After playing the Yankees, Ted Williams honed in on how good Brown and another Yankees call-up, Yogi Berra were. In the September 26, Boston Daily Globe Williams wrote:

“Of the new Yankee players I’ve seen the last couple of days, the one who has impressed me the most as a bright prospect, is Bobby Brown, the shortstop. And I’ve seen quite a few of their new players: pitchers Al Lyons and Karl Drews, catcher Larry Berra whom the call “The Yogi,” and he has the facial appearance to fit the name; third baseman Joe Bockman and outfielder Frank Coleman.

Berra is a little man who seems to be all muscles. He looks like he can hit a ball a long way if he connects. The others didn’t show too much, except for Brown. He looks the part of a ballplayer. I thought so when I first saw him in uniform before he even made a play or hit a ball.

The thing I liked best about Brown is that he will make the right play all the time. He showed me something in two games I haven’t seen all season. Twice he came up with a hard hit ball and threw out one of our runners trying to make third from second base. That is one of the most difficult plays for a shortstop to make and he did it twice in as many games  as though he had been doing it all his life,

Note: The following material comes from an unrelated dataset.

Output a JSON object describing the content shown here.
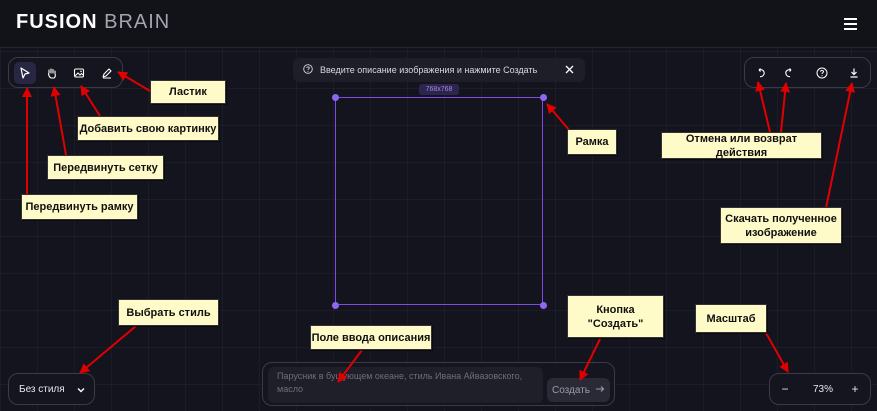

Bobby has a swell pair of hands. He can run well. Up at bat he reminds me of Red Rolfe. I think he hits at a ball the way the Yankee coach and old third baseman did. He takes a sharp cut at the ball.”

Bobby Brown played alongside the 1930s-40s  era Yankee greats; Joe DiMaggio, Continue reading

Classic Hollywood #108 – Ann Sheridan At Bat

The “Oomph Girl” Ann Sheridan Does Her Spring Training

Ann Sheridan 1930s Catalina Island with Gabby HartnettI made a positive print of this undated photographic negative, identified as Ann Sheridan. If correct, it is a very early publicity photo of the actress nicknamed the “Oomph Girl.” Besides that, there is no information about when or where the photo was taken or who the man in uniform with Sheridan is.

Obviously the photo was taken at a beach. At first glance the man squatting with the big smile resembles Continue reading

A Different Kind of “Dog Catcher” At New York Giants Spring Training 1956

The Catcher Was A Dog – Spring Training Phoenix, Arizona 1956

Is Being A Catcher A Dog’s Life?

Sparky the dog in Wes Westrum’s catching gear March 12, 1956 photo; United Press

Baseball catchers wear the so-called tools of ignorance. They get hit by wild pitches, foul balls and errant bats, constantly taking a beating behind the plate. So who wants to be a catcher? Continue reading